By Kenneth Braswell
When you seek inspiration, one of the hardest things to do is determine of all the people, things, and events that inspire you, which is the most significant. I struggled writing this piece because so many things have inspired me at different times and moments in my life. Some of my greatest inspiration has come from situations and events that caused me some level of pain, particularly incidences of loss; such as, the death of a family member, end of a business, loss of a job or the ending of a relationship.
Pain certainly has a way of inspiring us in ways that are not so beneficial; such as imploding into self-pity, embarrassment, or depression. It can also lead us to seek revenge and retribution. Ironically, the most painful moments of my life have produced the biggest and most positive elements of my life.
Then there are those things in life that bring us joy. All of my children have inspired some measure of positive change in my life. From my oldest, Tiarrah, I learned that being young and imprudent is not an excuse for not taking care of your responsibilities. Amber has impressed upon me that just because a child is not biologically yours, a man can still have a fatherly impact in her life. Nzinga continues to remind me that at some point in life you have to grow-up and be responsible, while KJ continues to teach me that a son is a precious blessing and a true reflection of how I see myself.
In addition to my children, the stability of my marriage to a wonderful woman who clearly understands and supports my passions and purpose, to the cooperative co-parental relationships with the mothers of my children, and the spiritual grounding in a church that provides me the space to worship, learn, be supported, and develop my relationship with God all bring incredible amounts of joy to my life.

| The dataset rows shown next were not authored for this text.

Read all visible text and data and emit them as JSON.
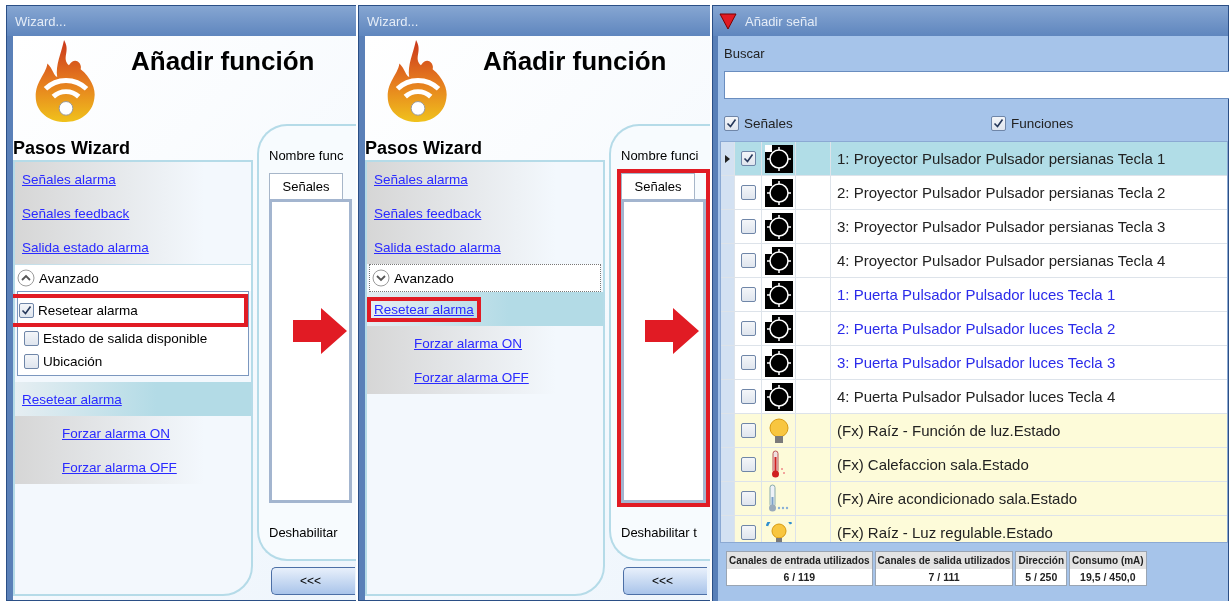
{
  "wizards": [
    {
      "title": "Wizard...",
      "heading": "Añadir función",
      "steps_heading": "Pasos Wizard",
      "arrow_after": true,
      "steps": [
        {
          "kind": "link",
          "label": "Señales alarma",
          "selected": false,
          "highlighted": false
        },
        {
          "kind": "link",
          "label": "Señales feedback",
          "selected": false,
          "highlighted": false
        },
        {
          "kind": "link",
          "label": "Salida estado alarma",
          "selected": false,
          "highlighted": false
        },
        {
          "kind": "expander",
          "label": "Avanzado",
          "expanded": true,
          "options": [
            {
              "label": "Resetear alarma",
              "checked": true,
              "highlighted": true
            },
            {
              "label": "Estado de salida disponible",
              "checked": false,
              "highlighted": false
            },
            {
              "label": "Ubicación",
              "checked": false,
              "highlighted": false
            }
          ]
        },
        {
          "kind": "link",
          "label": "Resetear alarma",
          "selected": true,
          "highlighted": false
        },
        {
          "kind": "sublink",
          "label": "Forzar alarma ON",
          "selected": false,
          "highlighted": false
        },
        {
          "kind": "sublink",
          "label": "Forzar alarma OFF",
          "selected": false,
          "highlighted": false
        }
      ],
      "field_label": "Nombre func",
      "tab": {
        "label": "Señales",
        "selected": true
      },
      "tab_highlighted": false,
      "footer_label": "Deshabilitar",
      "back_button": "<<<"
    },
    {
      "title": "Wizard...",
      "heading": "Añadir función",
      "steps_heading": "Pasos Wizard",
      "arrow_after": true,
      "steps": [
        {
          "kind": "link",
          "label": "Señales alarma",
          "selected": false,
          "highlighted": false
        },
        {
          "kind": "link",
          "label": "Señales feedback",
          "selected": false,
          "highlighted": false
        },
        {
          "kind": "link",
          "label": "Salida estado alarma",
          "selected": false,
          "highlighted": false
        },
        {
          "kind": "expander",
          "label": "Avanzado",
          "expanded": false
        },
        {
          "kind": "link",
          "label": "Resetear alarma",
          "selected": true,
          "highlighted": true
        },
        {
          "kind": "sublink",
          "label": "Forzar alarma ON",
          "selected": false,
          "highlighted": false
        },
        {
          "kind": "sublink",
          "label": "Forzar alarma OFF",
          "selected": false,
          "highlighted": false
        }
      ],
      "field_label": "Nombre funci",
      "tab": {
        "label": "Señales",
        "selected": true
      },
      "tab_highlighted": true,
      "footer_label": "Deshabilitar t",
      "back_button": "<<<"
    }
  ],
  "signal_dialog": {
    "title": "Añadir señal",
    "search_label": "Buscar",
    "filters": [
      {
        "label": "Señales",
        "checked": true
      },
      {
        "label": "Funciones",
        "checked": true
      }
    ],
    "rows": [
      {
        "kind": "signal",
        "label": "1: Proyector Pulsador Pulsador persianas Tecla 1",
        "checked": true,
        "selected": true,
        "color": "#222222"
      },
      {
        "kind": "signal",
        "label": "2: Proyector Pulsador Pulsador persianas Tecla 2",
        "checked": false,
        "selected": false,
        "color": "#222222"
      },
      {
        "kind": "signal",
        "label": "3: Proyector Pulsador Pulsador persianas Tecla 3",
        "checked": false,
        "selected": false,
        "color": "#222222"
      },
      {
        "kind": "signal",
        "label": "4: Proyector Pulsador Pulsador persianas Tecla 4",
        "checked": false,
        "selected": false,
        "color": "#222222"
      },
      {
        "kind": "signal",
        "label": "1: Puerta Pulsador Pulsador luces Tecla 1",
        "checked": false,
        "selected": false,
        "color": "#2b2bea"
      },
      {
        "kind": "signal",
        "label": "2: Puerta Pulsador Pulsador luces Tecla 2",
        "checked": false,
        "selected": false,
        "color": "#2b2bea"
      },
      {
        "kind": "signal",
        "label": "3: Puerta Pulsador Pulsador luces Tecla 3",
        "checked": false,
        "selected": false,
        "color": "#2b2bea"
      },
      {
        "kind": "signal",
        "label": "4: Puerta Pulsador Pulsador luces Tecla 4",
        "checked": false,
        "selected": false,
        "color": "#222222"
      },
      {
        "kind": "function",
        "label": "(Fx) Raíz - Función de luz.Estado",
        "checked": false,
        "selected": false,
        "color": "#222222"
      },
      {
        "kind": "function",
        "label": "(Fx) Calefaccion sala.Estado",
        "checked": false,
        "selected": false,
        "color": "#222222"
      },
      {
        "kind": "function",
        "label": "(Fx) Aire acondicionado sala.Estado",
        "checked": false,
        "selected": false,
        "color": "#222222"
      },
      {
        "kind": "function",
        "label": "(Fx) Raíz - Luz regulable.Estado",
        "checked": false,
        "selected": false,
        "color": "#222222"
      }
    ],
    "usage": [
      {
        "header": "Canales de entrada utilizados",
        "value": "6 / 119"
      },
      {
        "header": "Canales de salida utilizados",
        "value": "7 / 111"
      },
      {
        "header": "Dirección",
        "value": "5 / 250"
      },
      {
        "header": "Consumo (mA)",
        "value": "19,5 / 450,0"
      }
    ]
  }
}
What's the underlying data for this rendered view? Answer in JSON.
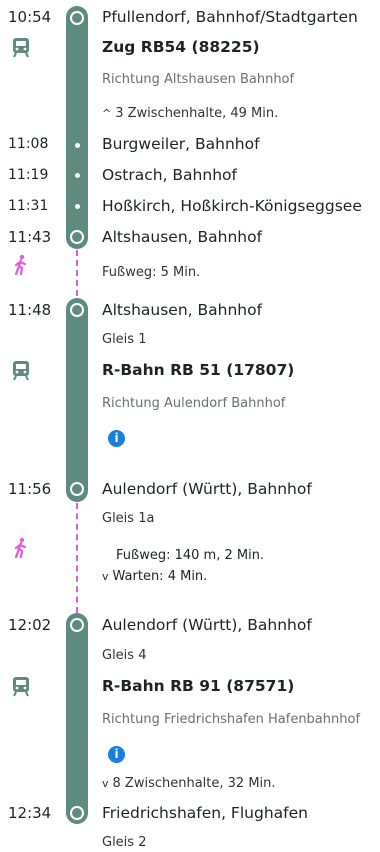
{
  "legs": [
    {
      "type": "train",
      "start_time": "10:54",
      "start_stop": "Pfullendorf, Bahnhof/Stadtgarten",
      "train": "Zug RB54 (88225)",
      "direction": "Richtung Altshausen Bahnhof",
      "intermediate": "3 Zwischenhalte, 49 Min.",
      "stops": [
        {
          "time": "11:08",
          "name": "Burgweiler, Bahnhof"
        },
        {
          "time": "11:19",
          "name": "Ostrach, Bahnhof"
        },
        {
          "time": "11:31",
          "name": "Hoßkirch, Hoßkirch-Königseggsee"
        }
      ],
      "end_time": "11:43",
      "end_stop": "Altshausen, Bahnhof"
    },
    {
      "type": "walk",
      "text": "Fußweg: 5 Min."
    },
    {
      "type": "train",
      "start_time": "11:48",
      "start_stop": "Altshausen, Bahnhof",
      "platform": "Gleis 1",
      "train": "R-Bahn RB 51 (17807)",
      "direction": "Richtung Aulendorf Bahnhof",
      "end_time": "11:56",
      "end_stop": "Aulendorf (Württ), Bahnhof",
      "end_platform": "Gleis 1a"
    },
    {
      "type": "walk",
      "text": "Fußweg: 140 m, 2 Min.",
      "wait": "Warten: 4 Min."
    },
    {
      "type": "train",
      "start_time": "12:02",
      "start_stop": "Aulendorf (Württ), Bahnhof",
      "platform": "Gleis 4",
      "train": "R-Bahn RB 91 (87571)",
      "direction": "Richtung Friedrichshafen Hafenbahnhof",
      "intermediate": "8 Zwischenhalte, 32 Min.",
      "end_time": "12:34",
      "end_stop": "Friedrichshafen, Flughafen",
      "end_platform": "Gleis 2"
    }
  ],
  "icons": {
    "train": "train-icon",
    "walk": "walk-icon",
    "info": "info-icon",
    "chevron_up": "chevron-up-icon",
    "chevron_down": "chevron-down-icon"
  },
  "info_glyph": "i",
  "colors": {
    "line": "#5d8b7e",
    "walk": "#e65ad6",
    "info": "#1a7fe0"
  }
}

And, of course, there is the amazing inspiration derived from seeing the impacts of my professional work with fathers and families.
As you can see, it becomes quite difficult to identify one inspirational person or event when you are immersed in inspiration all the time. Therefore, if I were to answer the question, “What or who inspires me?” the answer would have to be inspiration itself.
I am addicted to being inspired. I look for it in everything that I do, every conversation I have, and every person and experience in which I engage. It is like following breadcrumbs or the yellow brick road. I believe the most fulfilling part of obtaining goals and accomplishments is the journey itself, in which the beginning and end are just props in the storyline of life.
A few years ago on a trip from Malaysia, I had the chance to watch JOBS–the life story of Steve Jobs, former CEO of Apple. I had heard about Steve and knew that there was something unique about him, which is what made me curious to watch the movie. I had no idea that I would cry through most of the documentary and it would keep me paralyzed for the rest of the flight home, and for days after. What struck me about Steve Jobs is what people misunderstood about him; the same misunderstanding I believe people have about me: How can one man have the outrageous notion that he can change the world? Steve believed he could change the world by creating a product that would change human behavior and become an extension of one’s self. For me, changing the world means restoring the passion of fatherhood for the purpose of deeply loving our children so much, that being without them would be equivalent to being without air itself. Ron Williams, a close and respected friend once said to me, “I don’t understand how people call themselves living when they don’t have something in life to which they can’t breath without.” It is not a far-fetched concept once you understand that inspiration is what happens when passion and purpose come together.
JOBS climaxed for me when I looked down and realized that while I was watching the movie, my iPhone was sitting on my knee. At that moment, I understood. I realized at that moment that inspiration is a verb–that purpose and passion can inspire (move) you to clutch the things you believe–good or bad. I believe Steve Jobs had this inspiration for Apple, Dr. King had it for equality, Malcolm X had it for the injustices faced by Black people, I have it for fatherhood, and Jesus has it for salvation.
The movie closed with Steve Jobs saying, “People thought I was crazy for wanting to save the world; when in fact you have to be to want to do so.” I don’t completely agree with that statement; that is, crazy can help, but you must be inspired beyond anyone else’s understanding or desires to support or agree with your purpose to make a change in the world. Passion and purpose will ultimately determine your position. At times people will look at your title, education, lifestyle, upbringing, economic status, religion, age, etc. and wonder why you are where you are or why you do what you do. Here’s what INSPIRATION wants you to understand: Passion and Purpose will place you in positions that credentials and man lack the ability to create or to take away.